Among the records below, find each line bearing the word "placeholder" and copy it.
····················
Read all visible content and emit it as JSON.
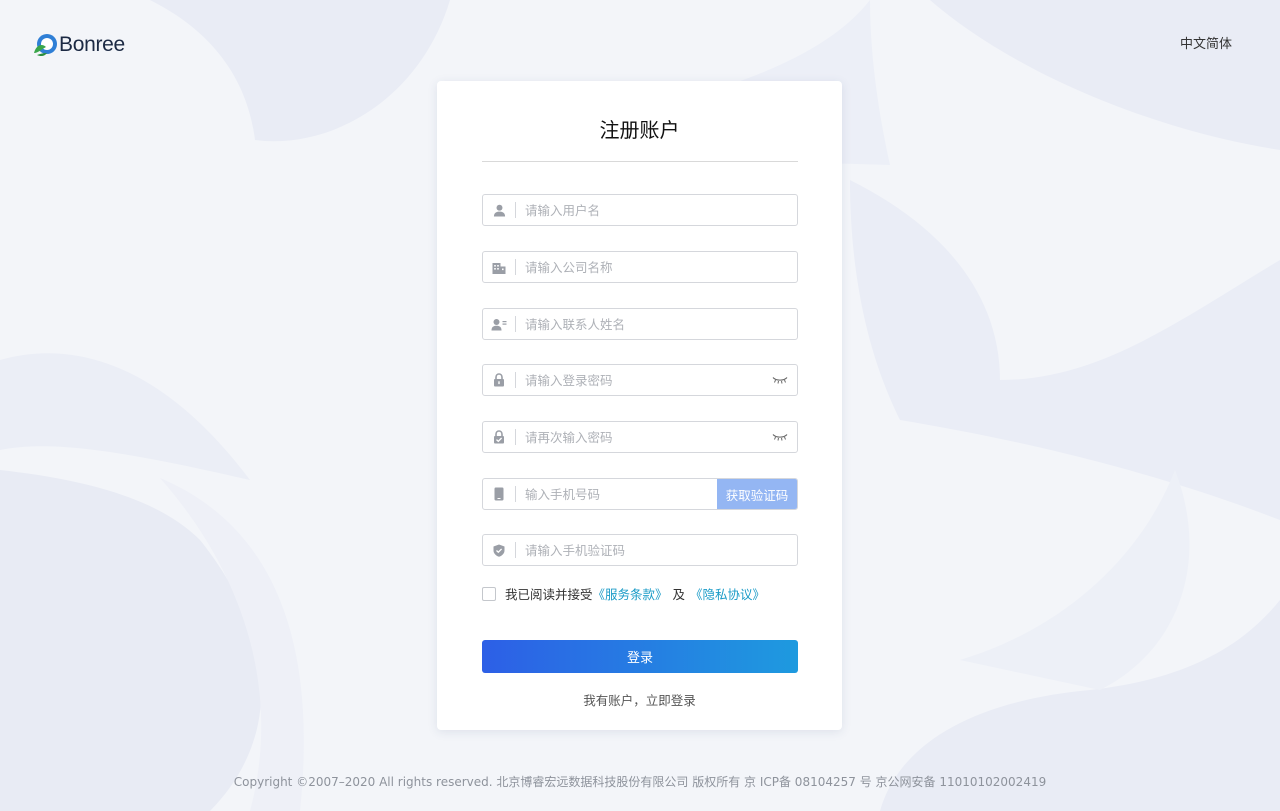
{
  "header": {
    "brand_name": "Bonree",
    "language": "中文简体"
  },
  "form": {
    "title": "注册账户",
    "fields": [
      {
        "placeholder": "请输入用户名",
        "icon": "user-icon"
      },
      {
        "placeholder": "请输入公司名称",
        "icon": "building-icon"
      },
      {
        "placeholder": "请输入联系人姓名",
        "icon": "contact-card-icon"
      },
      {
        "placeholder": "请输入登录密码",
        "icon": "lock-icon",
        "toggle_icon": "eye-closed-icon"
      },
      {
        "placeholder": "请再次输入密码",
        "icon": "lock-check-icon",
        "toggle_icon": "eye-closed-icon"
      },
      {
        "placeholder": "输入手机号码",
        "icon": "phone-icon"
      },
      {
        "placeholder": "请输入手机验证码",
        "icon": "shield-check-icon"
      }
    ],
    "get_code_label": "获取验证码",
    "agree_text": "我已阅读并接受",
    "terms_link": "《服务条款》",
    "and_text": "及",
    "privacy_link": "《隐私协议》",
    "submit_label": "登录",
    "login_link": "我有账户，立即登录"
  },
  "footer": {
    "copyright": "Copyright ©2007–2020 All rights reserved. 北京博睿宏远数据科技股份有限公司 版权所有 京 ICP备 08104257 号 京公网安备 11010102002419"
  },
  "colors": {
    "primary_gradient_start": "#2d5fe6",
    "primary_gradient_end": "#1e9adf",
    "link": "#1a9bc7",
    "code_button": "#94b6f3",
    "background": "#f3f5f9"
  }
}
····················
**SOLUTION BELOW:**
        "placeholder": "请输入用户名",
        "placeholder": "请输入公司名称",
        "placeholder": "请输入联系人姓名",
        "placeholder": "请输入登录密码",
        "placeholder": "请再次输入密码",
        "placeholder": "输入手机号码",
        "placeholder": "请输入手机验证码",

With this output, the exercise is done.